Publications, then Postal Periodicals and Publications, and then Manuals for the Employee and Labor
— Safety and Environmental Performance Management,
Employee Resource Management, 9-14-06
Election Campaigns — Hatch Act and Other Requirements
Hatch Act Requirements for Postal Service
The Hatch Act affects some political activities, including
off-duty activities, for Postal Service™ employees. The
Office of Special Counsel, which investigates possible
Hatch Act violations, has prepared examples of permitted
and prohibited activities for federal, including Postal
Postal Service employees may:
• Be candidates for public office in nonpartisan
• Register and vote as they choose.
• Assist in voter registration drives.
• Express opinions about candidates and issues.
• Contribute money to political organizations.
• Attend political fundraising functions.
• Attend and be active at political rallies and meetings.
• Join and be an active member of a political party or
• Sign nominating petitions.
• Campaign for or against referendum questions, constitutional amendments, and municipal ordinances.
• Campaign for or against candidates in partisan
• Make campaign speeches for candidates in partisan

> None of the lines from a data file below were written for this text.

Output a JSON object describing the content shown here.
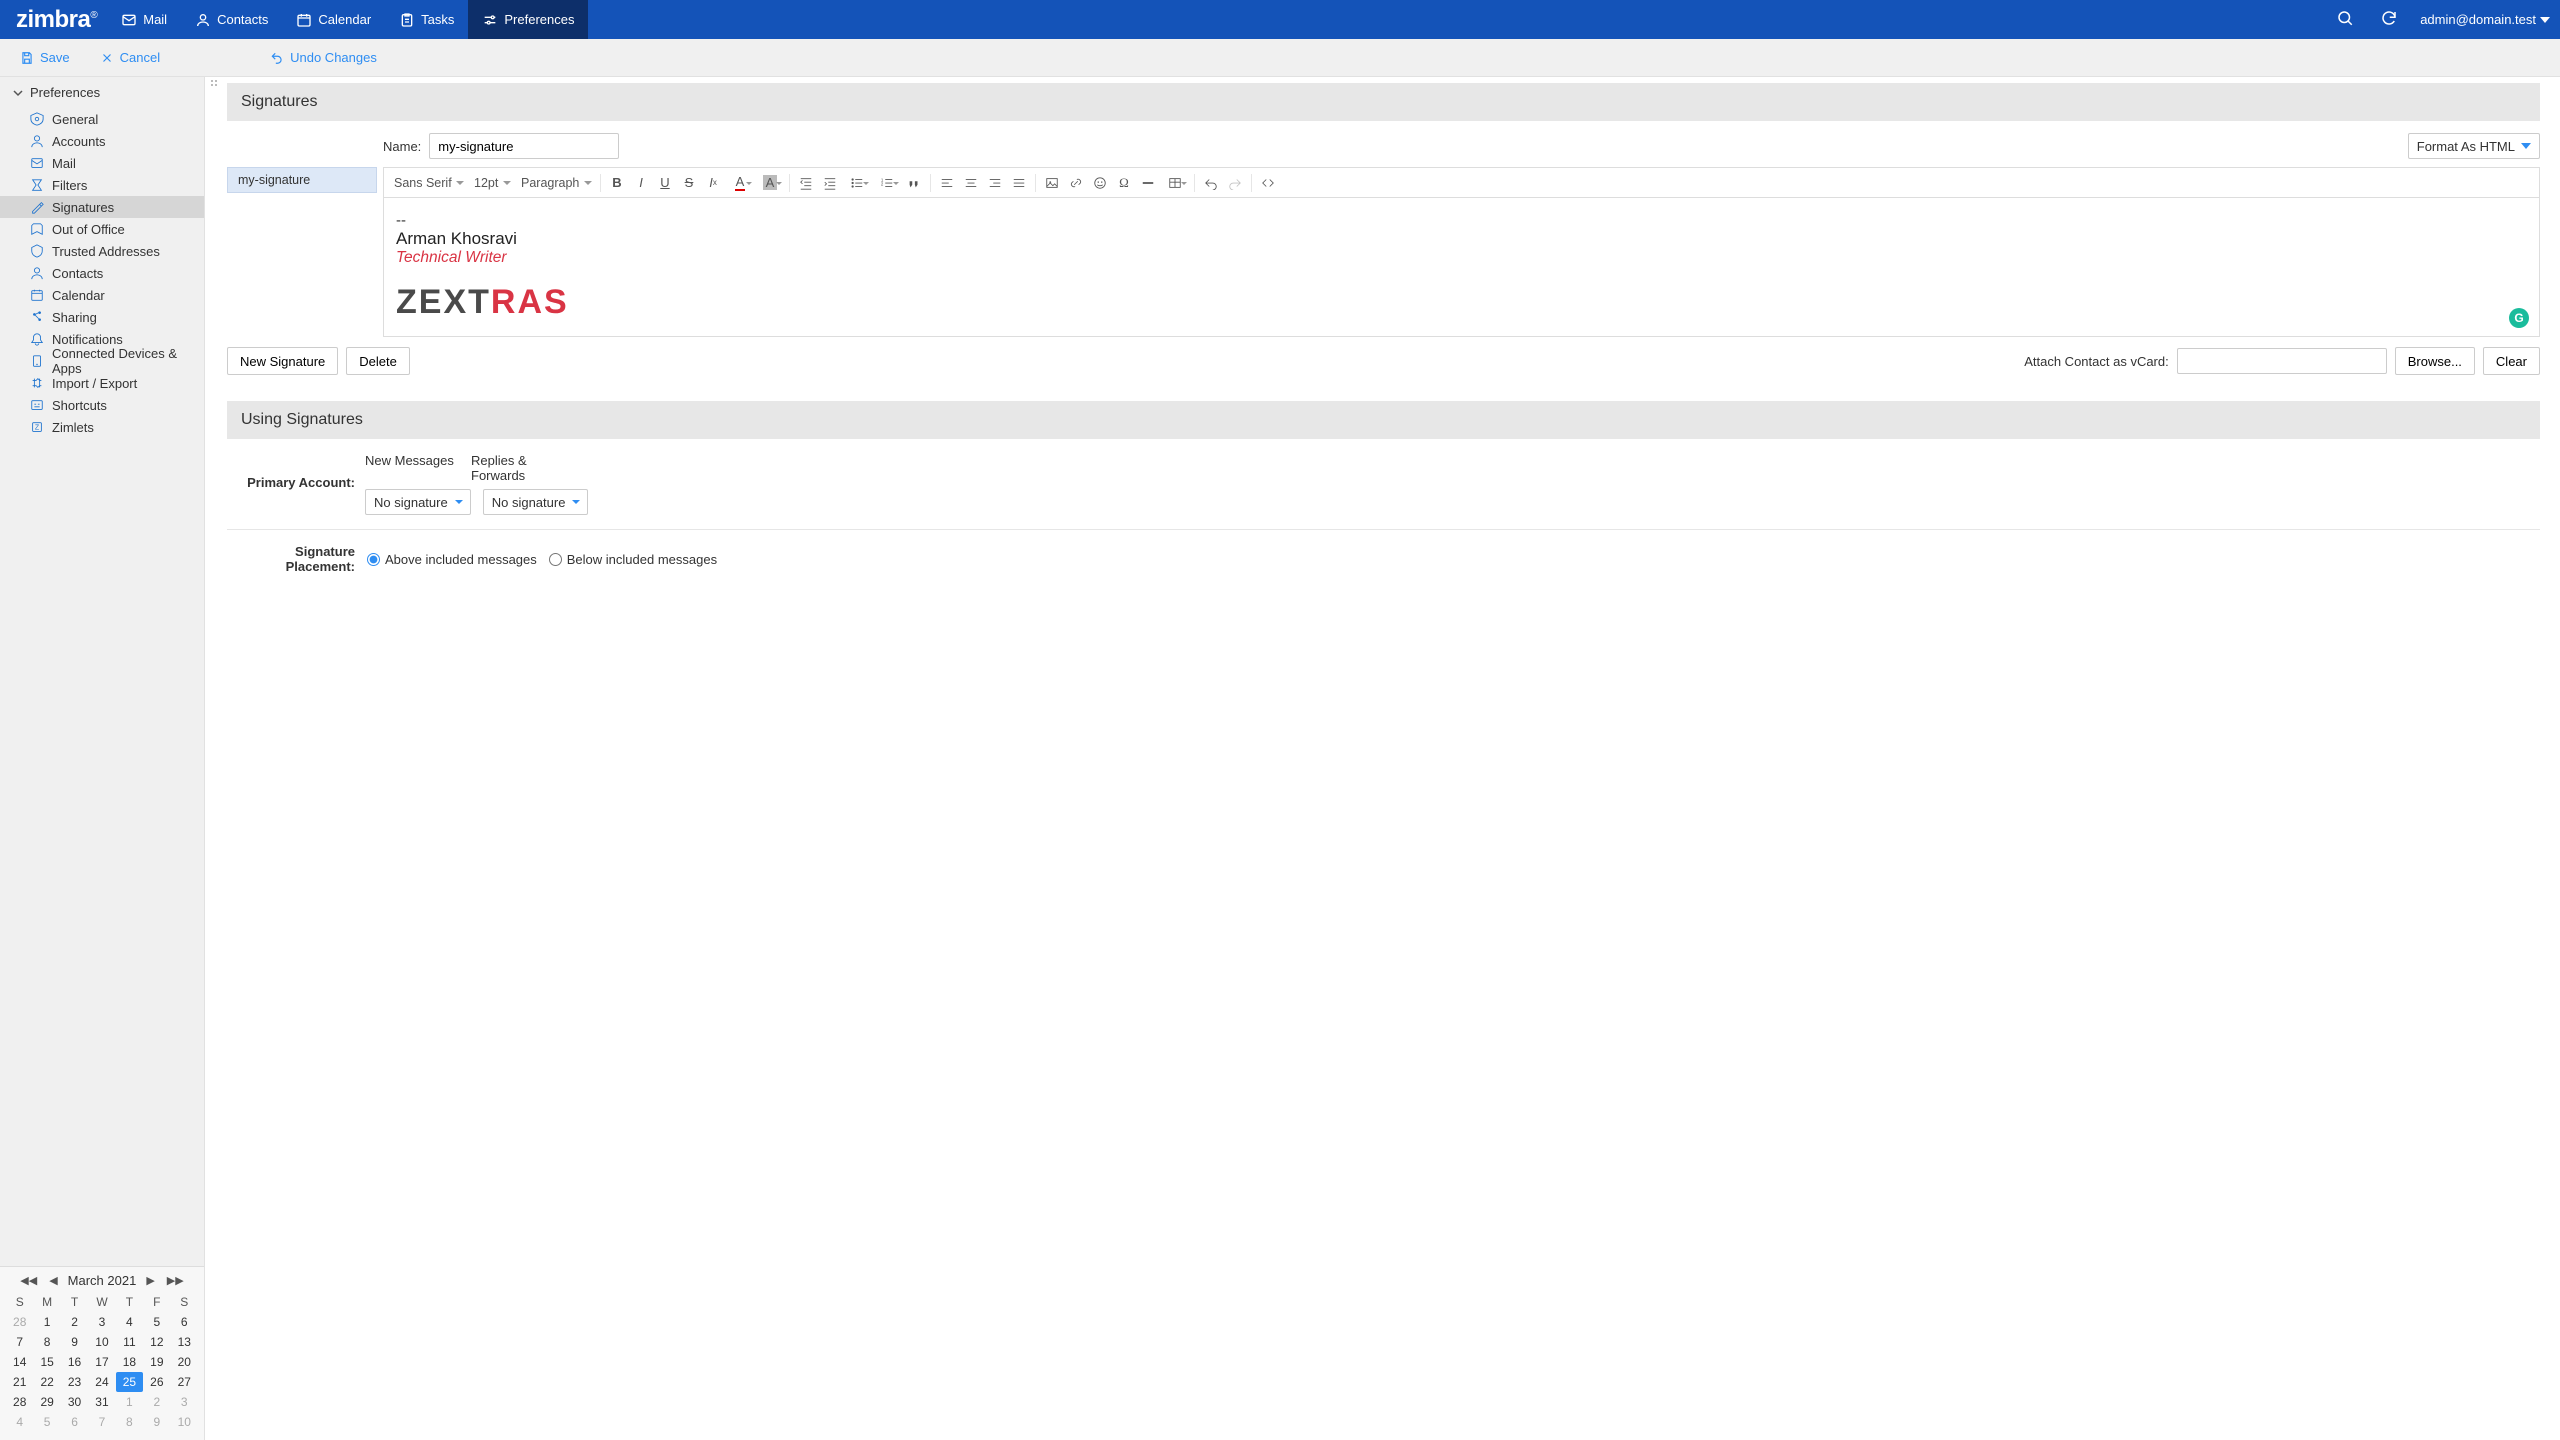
{
  "brand": "zimbra",
  "nav": {
    "mail": "Mail",
    "contacts": "Contacts",
    "calendar": "Calendar",
    "tasks": "Tasks",
    "preferences": "Preferences"
  },
  "user": "admin@domain.test",
  "toolbar": {
    "save": "Save",
    "cancel": "Cancel",
    "undo": "Undo Changes"
  },
  "sidebar": {
    "header": "Preferences",
    "items": [
      {
        "label": "General"
      },
      {
        "label": "Accounts"
      },
      {
        "label": "Mail"
      },
      {
        "label": "Filters"
      },
      {
        "label": "Signatures"
      },
      {
        "label": "Out of Office"
      },
      {
        "label": "Trusted Addresses"
      },
      {
        "label": "Contacts"
      },
      {
        "label": "Calendar"
      },
      {
        "label": "Sharing"
      },
      {
        "label": "Notifications"
      },
      {
        "label": "Connected Devices & Apps"
      },
      {
        "label": "Import / Export"
      },
      {
        "label": "Shortcuts"
      },
      {
        "label": "Zimlets"
      }
    ]
  },
  "miniCal": {
    "title": "March 2021",
    "dow": [
      "S",
      "M",
      "T",
      "W",
      "T",
      "F",
      "S"
    ],
    "weeks": [
      [
        {
          "d": "28",
          "dim": true
        },
        {
          "d": "1"
        },
        {
          "d": "2"
        },
        {
          "d": "3"
        },
        {
          "d": "4"
        },
        {
          "d": "5"
        },
        {
          "d": "6"
        }
      ],
      [
        {
          "d": "7"
        },
        {
          "d": "8"
        },
        {
          "d": "9"
        },
        {
          "d": "10"
        },
        {
          "d": "11"
        },
        {
          "d": "12"
        },
        {
          "d": "13"
        }
      ],
      [
        {
          "d": "14"
        },
        {
          "d": "15"
        },
        {
          "d": "16"
        },
        {
          "d": "17"
        },
        {
          "d": "18"
        },
        {
          "d": "19"
        },
        {
          "d": "20"
        }
      ],
      [
        {
          "d": "21"
        },
        {
          "d": "22"
        },
        {
          "d": "23"
        },
        {
          "d": "24"
        },
        {
          "d": "25",
          "today": true
        },
        {
          "d": "26"
        },
        {
          "d": "27"
        }
      ],
      [
        {
          "d": "28"
        },
        {
          "d": "29"
        },
        {
          "d": "30"
        },
        {
          "d": "31"
        },
        {
          "d": "1",
          "dim": true
        },
        {
          "d": "2",
          "dim": true
        },
        {
          "d": "3",
          "dim": true
        }
      ],
      [
        {
          "d": "4",
          "dim": true
        },
        {
          "d": "5",
          "dim": true
        },
        {
          "d": "6",
          "dim": true
        },
        {
          "d": "7",
          "dim": true
        },
        {
          "d": "8",
          "dim": true
        },
        {
          "d": "9",
          "dim": true
        },
        {
          "d": "10",
          "dim": true
        }
      ]
    ]
  },
  "sections": {
    "signatures": "Signatures",
    "using": "Using Signatures"
  },
  "signature": {
    "nameLabel": "Name:",
    "nameValue": "my-signature",
    "formatBtn": "Format As HTML",
    "listItem": "my-signature",
    "font": "Sans Serif",
    "size": "12pt",
    "block": "Paragraph",
    "content": {
      "dash": "--",
      "name": "Arman Khosravi",
      "role": "Technical Writer",
      "logoGrey": "ZEXT",
      "logoRed": "RAS"
    },
    "newSig": "New Signature",
    "delete": "Delete",
    "vcardLabel": "Attach Contact as vCard:",
    "browse": "Browse...",
    "clear": "Clear"
  },
  "using": {
    "colNew": "New Messages",
    "colReply": "Replies & Forwards",
    "primaryLabel": "Primary Account:",
    "noSigNew": "No signature",
    "noSigReply": "No signature",
    "placementLabel": "Signature Placement:",
    "optAbove": "Above included messages",
    "optBelow": "Below included messages"
  }
}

• Distribute campaign literature in partisan elections.
• Hold office in political clubs or parties.
But, Postal Service employees may not:
• Be candidates for public office in partisan elections.
• Use their official authority or influence to interfere
with an election.
• Collect political contributions unless both individuals
are members of the same federal labor organization
or employee organization and the one solicited is not
a subordinate employee.
• Knowingly solicit or discourage the political activity of
any person who has business before the agency.
• Engage in political activity while on duty.
• Engage in political activity in any government office.
• Engage in political activity while wearing an official
• Engage in political activity while using a government
• Solicit political contributions from the general public.
• Wear political buttons on duty.
For further information about the Hatch Act, please contact the Field Law Office that serves your location, or contact the Ethics Helpline by telephone at 202-268-6346 or by
e-mail at email@example.com.
Campaigning on Postal Service Premises
Postal Service regulations (see Postal Operations
Manual 124.54; 39 CFR 232.1; and Poster 7, Rules and
Regulations Governing Conduct on Postal Property) prohibit campaigning for election to public office on leased or
owned Postal Service property. Tell individuals who ask
about the availability of Postal Service property for such
purposes about the prohibition, and give them a copy of the
regulations. The following points will help you interpret and
apply the regulations:
• The focus of the regulations is to identify activities
that are "prohibited." Activities that are not prohibited
by any of the regulations are permitted. For example,
in the context of political campaigning, informational
leafleting would be permitted, so long as the information in the leaflet itself is not political campaigning and
the leafleting was carried out in a way that does not
disrupt Postal Service business.
• Campaigning for election to public office is prohibited
on Postal Service property, even if the candidate is
independent of any political party.
• The regulations do not prohibit all activities related to
political issues. For example, distributing literature
pertaining to a referendum or ballot measure is
permitted. The regulations do prohibit, however, the
solicitation of signatures on petitions, polls, and
• The regulations prohibit depositing posters or literature on Postal Service property, obstructing entrances, any activity that tends to impede or disturb
the public in transacting Postal Service business, the
sale of goods, and the solicitation of contributions on
Postal Service property.
• The regulations cover activity only on Postal Service
premises. Activity outside Postal Service property,
even if it affects our premises, is not governed by our
— Ethics and Federal Government,
Law Department, 9-14-06